= Instructions for the task =
If a line in the records below holds the word "Hent", copy it.

= Records provided =
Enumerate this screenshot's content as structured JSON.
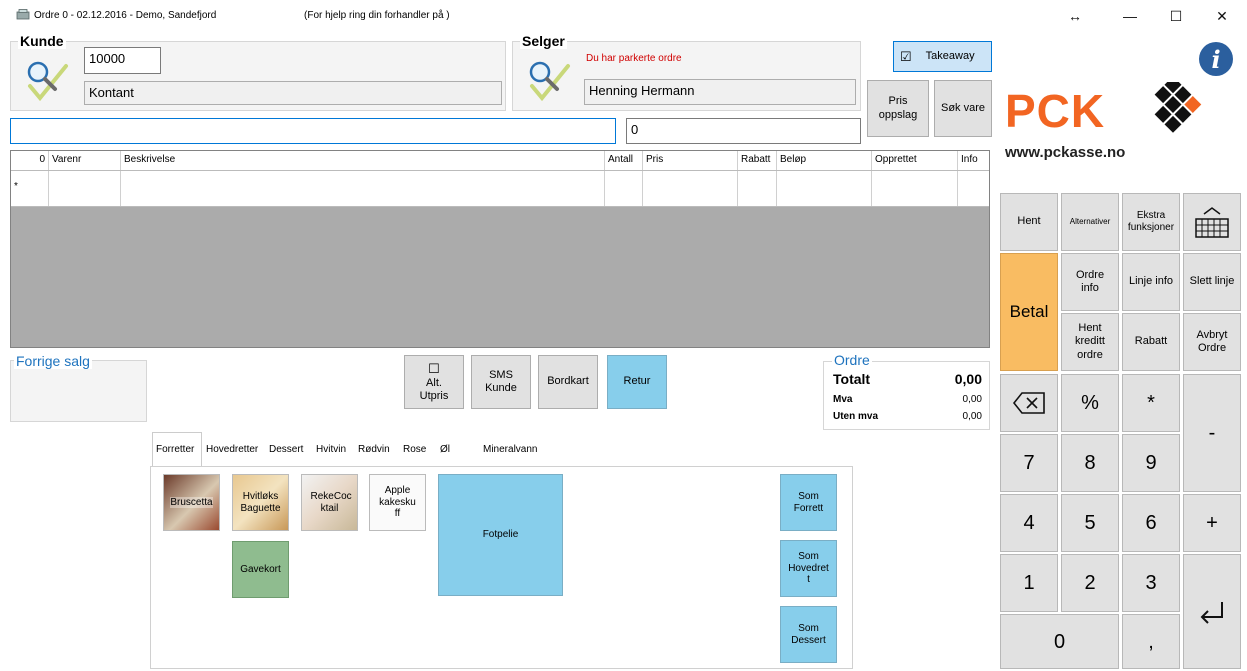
{
  "window": {
    "title": "Ordre 0 - 02.12.2016 - Demo, Sandefjord",
    "help_text": "(For hjelp ring din forhandler  på )",
    "restore_glyph": "↔",
    "minimize_glyph": "—",
    "maximize_glyph": "☐",
    "close_glyph": "✕"
  },
  "customer": {
    "label": "Kunde",
    "number": "10000",
    "name": "Kontant"
  },
  "seller": {
    "label": "Selger",
    "parked_notice": "Du har parkerte ordre",
    "name": "Henning Hermann"
  },
  "takeaway": {
    "label": "Takeaway",
    "checked": true,
    "check_glyph": "☑"
  },
  "price_lookup_button": "Pris oppslag",
  "search_item_button": "Søk vare",
  "info_icon_glyph": "i",
  "logo": {
    "brand": "PCK",
    "url": "www.pckasse.no"
  },
  "search": {
    "value": "",
    "quantity": "0"
  },
  "order_grid": {
    "columns": [
      "0",
      "Varenr",
      "Beskrivelse",
      "Antall",
      "Pris",
      "Rabatt",
      "Beløp",
      "Opprettet",
      "Info"
    ],
    "new_row_marker": "*"
  },
  "previous_sales": {
    "label": "Forrige salg"
  },
  "mid_buttons": {
    "alt_price_check": "☐",
    "alt_price": "Alt. Utpris",
    "sms_customer": "SMS Kunde",
    "table_map": "Bordkart",
    "return": "Retur"
  },
  "order_summary": {
    "label": "Ordre",
    "total_label": "Totalt",
    "total_value": "0,00",
    "vat_label": "Mva",
    "vat_value": "0,00",
    "ex_vat_label": "Uten mva",
    "ex_vat_value": "0,00"
  },
  "tabs": [
    "Forretter",
    "Hovedretter",
    "Dessert",
    "Hvitvin",
    "Rødvin",
    "Rose",
    "Øl",
    "Mineralvann"
  ],
  "menu_items": {
    "bruschetta": "Bruscetta",
    "garlic_baguette": "Hvitløks Baguette",
    "shrimp_cocktail": "RekeCoc ktail",
    "apple_cake": "Apple kakesku ff",
    "gift_card": "Gavekort",
    "fotpelie": "Fotpelie",
    "as_starter": "Som Forrett",
    "as_main": "Som Hovedret t",
    "as_dessert": "Som Dessert"
  },
  "keypad": {
    "fetch": "Hent",
    "alternatives": "Alternativer",
    "extra_functions": "Ekstra funksjoner",
    "keyboard_glyph": "⌨",
    "pay": "Betal",
    "order_info": "Ordre info",
    "line_info": "Linje info",
    "delete_line": "Slett linje",
    "fetch_credit_order": "Hent kreditt ordre",
    "discount": "Rabatt",
    "cancel_order": "Avbryt Ordre",
    "backspace_glyph": "⌫",
    "percent": "%",
    "multiply": "*",
    "minus": "-",
    "plus": "+",
    "enter_glyph": "↵",
    "digits": [
      "7",
      "8",
      "9",
      "4",
      "5",
      "6",
      "1",
      "2",
      "3"
    ],
    "zero": "0",
    "comma": ","
  },
  "colors": {
    "accent_blue": "#87ceeb",
    "pay_orange": "#f9bc62",
    "gift_green": "#8fbc8f",
    "logo_orange": "#f26522",
    "label_blue": "#1e73be",
    "notice_red": "#d00000"
  }
}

= Exercise output =
    "fetch": "Hent",
    "fetch_credit_order": "Hent kreditt ordre",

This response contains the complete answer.